WORK INSTRUCTION
Each line holding the word "sender" must appear in the answer, copied from the entries.
*** GIVEN DATA ***
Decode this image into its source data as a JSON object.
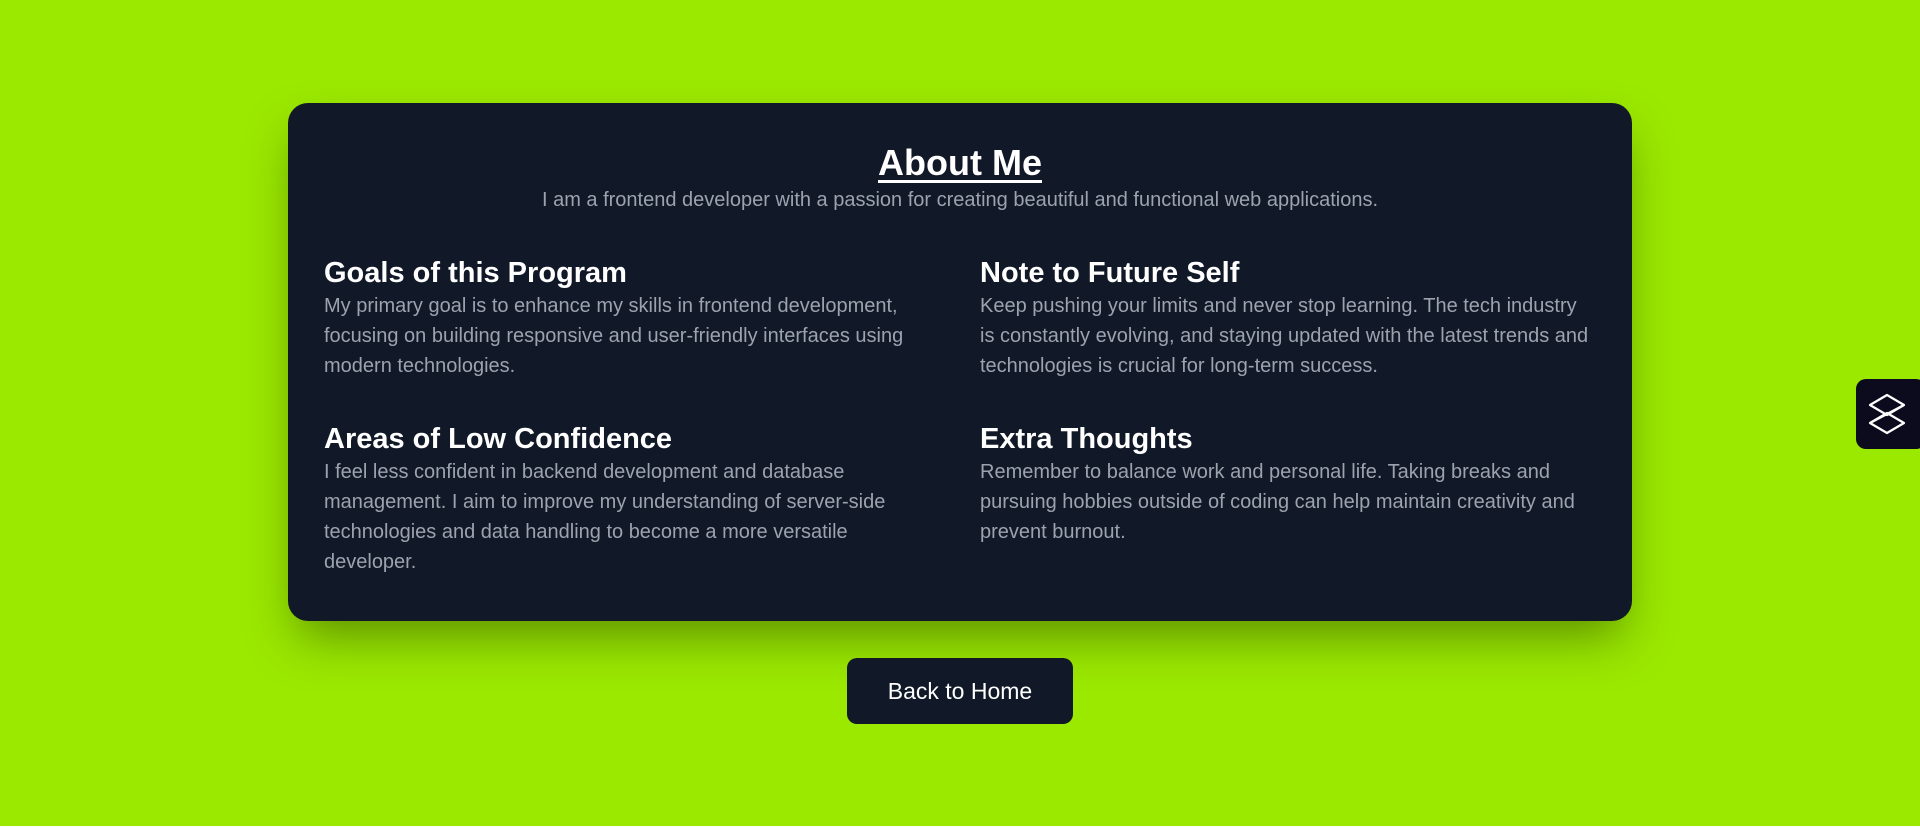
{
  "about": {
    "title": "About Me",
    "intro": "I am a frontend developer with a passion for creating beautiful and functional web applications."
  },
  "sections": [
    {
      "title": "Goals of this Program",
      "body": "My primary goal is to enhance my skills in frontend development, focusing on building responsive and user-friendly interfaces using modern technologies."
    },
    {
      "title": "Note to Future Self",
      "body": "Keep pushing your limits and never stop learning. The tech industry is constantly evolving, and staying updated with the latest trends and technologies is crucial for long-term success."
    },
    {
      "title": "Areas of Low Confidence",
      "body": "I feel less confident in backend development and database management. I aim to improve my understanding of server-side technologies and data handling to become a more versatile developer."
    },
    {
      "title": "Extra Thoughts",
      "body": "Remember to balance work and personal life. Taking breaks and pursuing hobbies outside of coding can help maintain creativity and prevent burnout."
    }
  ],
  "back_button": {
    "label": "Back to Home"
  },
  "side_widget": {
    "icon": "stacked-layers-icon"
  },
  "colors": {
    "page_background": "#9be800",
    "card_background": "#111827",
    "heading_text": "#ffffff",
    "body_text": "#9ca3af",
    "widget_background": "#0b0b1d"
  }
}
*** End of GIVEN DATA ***
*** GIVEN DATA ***
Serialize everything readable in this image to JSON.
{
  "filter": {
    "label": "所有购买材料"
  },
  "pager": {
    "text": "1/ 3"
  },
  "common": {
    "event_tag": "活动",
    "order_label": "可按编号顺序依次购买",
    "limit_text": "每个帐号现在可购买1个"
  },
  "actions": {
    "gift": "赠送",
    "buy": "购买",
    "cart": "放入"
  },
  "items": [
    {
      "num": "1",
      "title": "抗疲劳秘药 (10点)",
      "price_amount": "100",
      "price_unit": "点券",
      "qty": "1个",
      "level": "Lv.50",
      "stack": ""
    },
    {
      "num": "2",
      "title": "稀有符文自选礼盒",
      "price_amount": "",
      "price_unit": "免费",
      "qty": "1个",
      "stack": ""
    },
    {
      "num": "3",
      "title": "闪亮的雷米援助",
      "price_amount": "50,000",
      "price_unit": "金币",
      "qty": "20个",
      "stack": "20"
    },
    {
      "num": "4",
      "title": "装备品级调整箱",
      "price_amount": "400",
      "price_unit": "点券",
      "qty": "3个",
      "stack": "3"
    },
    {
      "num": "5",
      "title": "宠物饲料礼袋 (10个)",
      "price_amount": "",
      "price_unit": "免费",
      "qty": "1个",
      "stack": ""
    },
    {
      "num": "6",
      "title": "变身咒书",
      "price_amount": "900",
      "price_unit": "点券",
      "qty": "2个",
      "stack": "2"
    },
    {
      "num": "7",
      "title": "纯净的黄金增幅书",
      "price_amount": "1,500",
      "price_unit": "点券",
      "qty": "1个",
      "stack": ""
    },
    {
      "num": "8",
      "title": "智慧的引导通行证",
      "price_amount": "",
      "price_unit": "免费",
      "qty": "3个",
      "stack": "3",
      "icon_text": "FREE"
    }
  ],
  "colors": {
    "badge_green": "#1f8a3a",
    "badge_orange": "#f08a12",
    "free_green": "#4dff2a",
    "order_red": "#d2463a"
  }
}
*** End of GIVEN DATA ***
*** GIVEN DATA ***
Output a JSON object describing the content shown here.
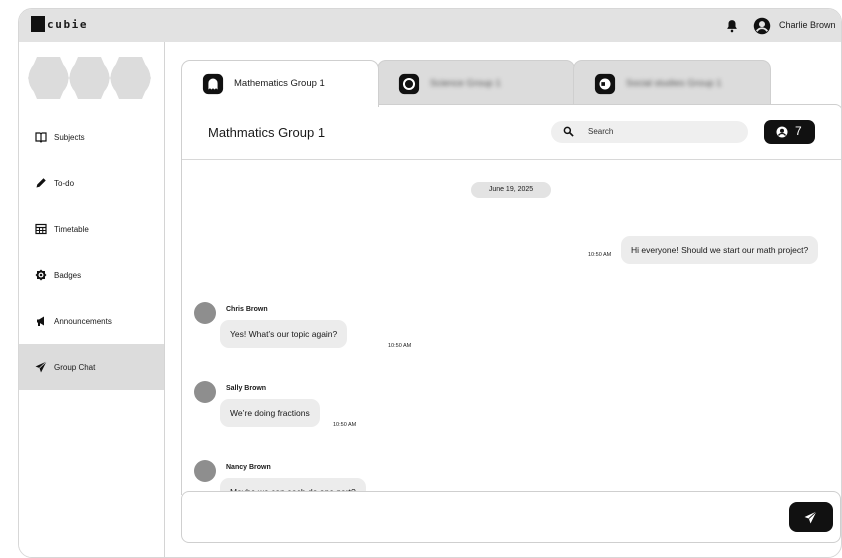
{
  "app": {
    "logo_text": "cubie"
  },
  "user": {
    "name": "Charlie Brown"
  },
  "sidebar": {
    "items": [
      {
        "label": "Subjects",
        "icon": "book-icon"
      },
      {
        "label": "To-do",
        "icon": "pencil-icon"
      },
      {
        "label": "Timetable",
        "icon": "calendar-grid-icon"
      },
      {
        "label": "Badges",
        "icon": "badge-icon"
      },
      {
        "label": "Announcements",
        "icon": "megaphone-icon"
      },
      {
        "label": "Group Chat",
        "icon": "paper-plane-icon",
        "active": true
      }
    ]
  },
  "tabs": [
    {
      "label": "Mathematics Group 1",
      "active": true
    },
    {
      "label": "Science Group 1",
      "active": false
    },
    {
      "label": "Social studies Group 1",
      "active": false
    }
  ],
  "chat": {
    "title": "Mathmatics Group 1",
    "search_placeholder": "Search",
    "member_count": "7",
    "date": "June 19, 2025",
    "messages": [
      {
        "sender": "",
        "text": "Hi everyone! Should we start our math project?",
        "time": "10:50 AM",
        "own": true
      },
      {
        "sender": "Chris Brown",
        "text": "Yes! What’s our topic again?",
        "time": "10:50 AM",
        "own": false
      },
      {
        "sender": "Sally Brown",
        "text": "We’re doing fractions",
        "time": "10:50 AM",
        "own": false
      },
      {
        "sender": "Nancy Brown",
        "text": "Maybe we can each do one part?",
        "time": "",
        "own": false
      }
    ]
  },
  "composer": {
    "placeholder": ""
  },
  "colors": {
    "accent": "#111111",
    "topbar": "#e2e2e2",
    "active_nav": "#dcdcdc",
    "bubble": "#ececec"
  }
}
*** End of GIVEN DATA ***
EXERCISE SOLUTION
        "sender": "",
        "sender": "Chris Brown",
        "sender": "Sally Brown",
        "sender": "Nancy Brown",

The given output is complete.